What Are the Top 10 Questions I Should Be Asking When Buying a Home?
Asking the right questions can save you, big time, when it comes to purchasing a new home. Here is a quick listing of the 10 most important questions to ask when purchasing a new home:
- What is my budget?
If you visit a home that is two or three times your budget, of course it will seem like a really nice place to live! The reality is that too much home could lead to big problems down the road in terms of cost. You really need to know how much home you can afford, and this all starts with talking to your mortgage broker.
The listing price of the home is not the total cost of purchasing a new home. There are additional costs in the form of home inspections, property taxes, insurance, and other fees associated with your purchase, and all of these will be included in your budget.
- Is the home located in a flood zone or prone to any other type of natural disaster?
Costs can begin to creep up when your home is located in a flood zone or other natural-disaster-prone area. Flood zone insurance is required, for example, when your house is in a federally-designated high risk flood zone. We recommend that you talk to an insurance professional to purchase enough insurance to cover the value of your home should you need to rebuild after a disaster.
- What is the neighborhood like?
There are a few dimensions to the question about your potential future home’s neighborhood. The factors to consider in a neighborhood are things like neighborhood amenities and your neighbors. It can be worthwhile to ask the owner a few questions to get a feel for the neighborhood, but always be aware that the answers are subject to the owner’s own experience. Other resources to consider include your real estate agent or online communities.
- Are there any health or safety hazards? A home inspection should help you uncover any major issues with the prospective home, but don’t be afraid to ask specifically about any encountered issues with the home. Some common hazards, particularly with older homes can include mold, asbestos, lead paint, and radon. If your inspection uncovers something suspicious, additional testing may be required at an additional cost.
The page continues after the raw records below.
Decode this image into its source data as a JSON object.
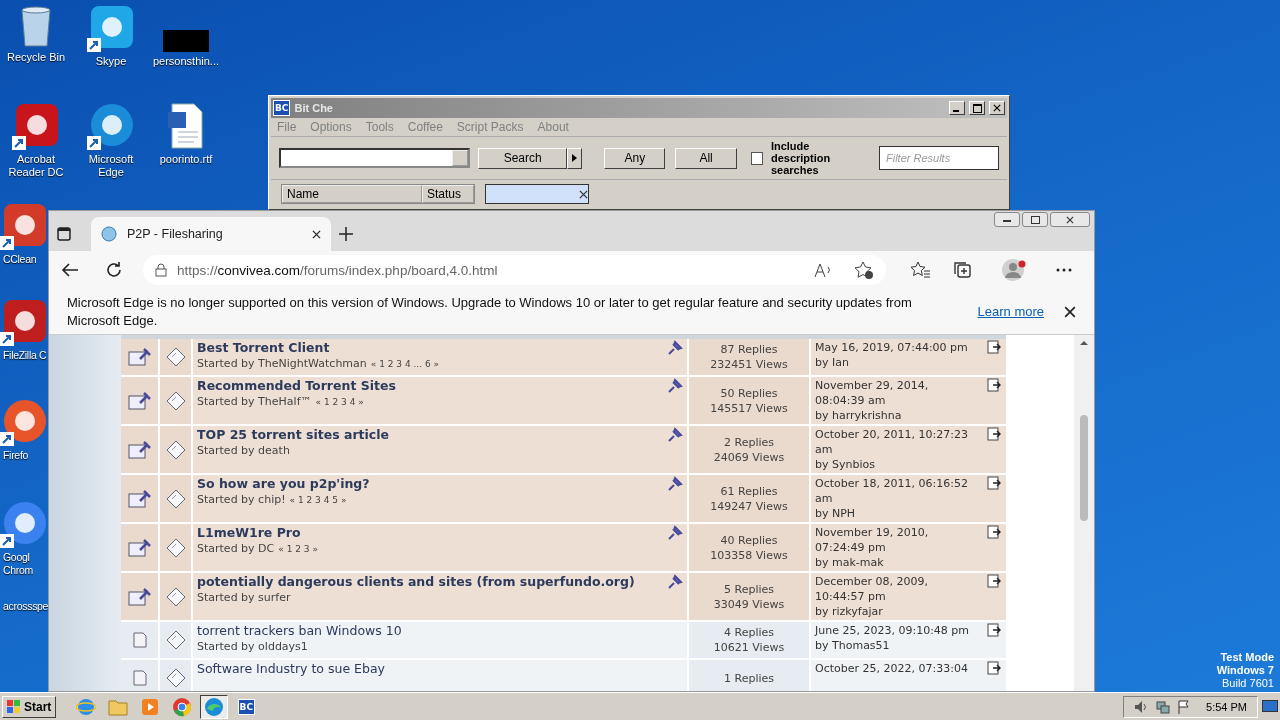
{
  "desktop_icons": [
    {
      "label": "Recycle Bin",
      "kind": "bin"
    },
    {
      "label": "Skype",
      "kind": "app"
    },
    {
      "label": "personsthin...",
      "kind": "blank"
    },
    {
      "label": "Acrobat Reader DC",
      "kind": "app"
    },
    {
      "label": "Microsoft Edge",
      "kind": "app"
    },
    {
      "label": "poorinto.rtf",
      "kind": "document"
    },
    {
      "label": "CClean",
      "kind": "app"
    },
    {
      "label": "FileZilla C",
      "kind": "app"
    },
    {
      "label": "Firefo",
      "kind": "app"
    },
    {
      "label": "Googl Chrom",
      "kind": "app"
    },
    {
      "label": "acrossspe",
      "kind": "none"
    }
  ],
  "bitche": {
    "logo": "BC",
    "title": "Bit Che",
    "menu": [
      "File",
      "Options",
      "Tools",
      "Coffee",
      "Script Packs",
      "About"
    ],
    "search_button": "Search",
    "buttons": [
      "Any",
      "All"
    ],
    "include_description": {
      "label": "Include description searches",
      "checked": false
    },
    "filter": {
      "placeholder": "Filter Results"
    },
    "list_columns": [
      "Name",
      "Status"
    ]
  },
  "browser": {
    "tab": {
      "title": "P2P - Filesharing",
      "selected": true
    },
    "url": {
      "scheme": "https://",
      "host": "convivea.com",
      "path": "/forums/index.php/board,4.0.html"
    },
    "banner": {
      "text": "Microsoft Edge is no longer supported on this version of Windows. Upgrade to Windows 10 or later to get regular feature and security updates from Microsoft Edge.",
      "link": "Learn more"
    },
    "topics": [
      {
        "sticky": true,
        "title": "Best Torrent Client",
        "starter": "Started by TheNightWatchman",
        "pages": "« 1 2 3 4 ... 6 »",
        "replies": "87 Replies",
        "views": "232451 Views",
        "date": "May 16, 2019, 07:44:00 pm",
        "by": "by Ian"
      },
      {
        "sticky": true,
        "title": "Recommended Torrent Sites",
        "starter": "Started by TheHalf™",
        "pages": "« 1 2 3 4 »",
        "replies": "50 Replies",
        "views": "145517 Views",
        "date": "November 29, 2014, 08:04:39 am",
        "by": "by harrykrishna"
      },
      {
        "sticky": true,
        "title": "TOP 25 torrent sites article",
        "starter": "Started by death",
        "replies": "2 Replies",
        "views": "24069 Views",
        "date": "October 20, 2011, 10:27:23 am",
        "by": "by Synbios"
      },
      {
        "sticky": true,
        "title": "So how are you p2p'ing?",
        "starter": "Started by chip!",
        "pages": "« 1 2 3 4 5 »",
        "replies": "61 Replies",
        "views": "149247 Views",
        "date": "October 18, 2011, 06:16:52 am",
        "by": "by NPH"
      },
      {
        "sticky": true,
        "title": "L1meW1re Pro",
        "starter": "Started by DC",
        "pages": "« 1 2 3 »",
        "replies": "40 Replies",
        "views": "103358 Views",
        "date": "November 19, 2010, 07:24:49 pm",
        "by": "by mak-mak"
      },
      {
        "sticky": true,
        "title": "potentially dangerous clients and sites (from superfundo.org)",
        "starter": "Started by surfer",
        "replies": "5 Replies",
        "views": "33049 Views",
        "date": "December 08, 2009, 10:44:57 pm",
        "by": "by rizkyfajar"
      },
      {
        "sticky": false,
        "title": "torrent trackers ban Windows 10",
        "starter": "Started by olddays1",
        "replies": "4 Replies",
        "views": "10621 Views",
        "date": "June 25, 2023, 09:10:48 pm",
        "by": "by Thomas51"
      },
      {
        "sticky": false,
        "title": "Software Industry to sue Ebay",
        "replies": "1 Replies",
        "date": "October 25, 2022, 07:33:04"
      }
    ]
  },
  "taskbar": {
    "start": "Start",
    "items": [
      {
        "kind": "ie",
        "selected": false
      },
      {
        "kind": "folder",
        "selected": false
      },
      {
        "kind": "media",
        "selected": false
      },
      {
        "kind": "chrome",
        "selected": false
      },
      {
        "kind": "edge",
        "selected": true
      },
      {
        "kind": "bc",
        "label": "BC",
        "selected": false
      }
    ],
    "clock": "5:54 PM"
  },
  "test_mode": [
    "Test Mode",
    "Windows 7",
    "Build 7601"
  ]
}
- Why is the seller selling? There are many reasons that a seller is ready to move. Understanding why your seller is moving can both uncover hidden problems and perhaps aid in price negotiations. A motivated seller may be ready to come down on the price to meet a job relocation deadline, where a retiree may need to capitalize on the best price for his or her home to help their retirement plan.
- Have there been any major renovations or additions to the house?One thing that you might uncover in the search for a new home is that listings sometimes don’t quite match their descriptions. Often this is because renovations have changed the home and are not accounted for in previous appraisals, sales, or tax details. Asking about major renovations or other changes can shed further light on the details of a home.
- How much have other homes sold for in the neighborhood? Your real estate agent can pull a list of comparable homes (or “comps”) to verify that you’re not overpaying for a home. Similarly, an underpriced home may yield clues about undesirable reasons to not buy the house. If the price comes in too low, you may want to ask questions, although you may have truly found a deal! If the price comes in too high, then it may require some negotiation or it may even be time to look at other homes. A list of comparable homes will go a long way in determining what the home is ultimately worth. There is nothing wrong with paying the right amount for the right home, particularly if you want to live there for a long time. However, you do not want to overpay when some negotiation or a different house could potentially cut significantly into your mortgage payment.
- How long has the house been on the market? This is the age-old question in real estate. Knowing more about the listing can yield valuable clues about the desirability of the home, or it can indicate a prime chance for a deal! Homes that sit on the market too long may have something wrong with them or they may simply have begun with too high of a starting price. Numerous price cuts can demonstrate issues selling the home, but they also may be the result of a mistaken or overzealous seller. Credits for upgrades or room to drop the price further out of desperation may be up for grabs. As always, ask the seller a few key questions to get a feel for the situation.
- How much do utilities cost?
Asking for an average utility bill will go a long way in helping you determine the actual monthly costs of ownership for a home. Older homes and larger homes can result in larger utility bills. However, you may be pleasantly surprised by homes that have environmentally friendly renovations or that are newer. Don’t forget that a change in home can yield a larger or smaller suite of utility bills that contribute or subtract from your overall budget.
- What are my total costs? It is easy to concentrate on the sticker price of a home in the same way car dealerships often encourage a focus on the final price on the window. However, a new home can come with large fluctuations in associated fees, insurance, closing costs, and other costs. As we previously mentioned it’s wise to start out with a budget and stick closely to that budget. When you find that perfect next home, go ahead and calculate the closing costs and monthly costs of ownership. Your broker can shed light on typical closing costs, which vary but are often expressed as a percentage of the overall price. Calls to your insurance broker and the local utility companies can provide a good estimate of associated bills. Lastly, the closing disclosure is required by law from your mortgage lender. This closing disclosure will summarize the closing costs associated with the home and will be provided 3 days prior to your closing date.
Asking the Right New Home Questions
Asking all or most of the above questions will help ensure a successful purchase when you find that dream home. Finding just the right home involves research and patience. Often what appears to be a good deal may not, and it can become easy to get caught up in what you want versus what you can afford. Get started today with Range Lending to find and purchase your dream home!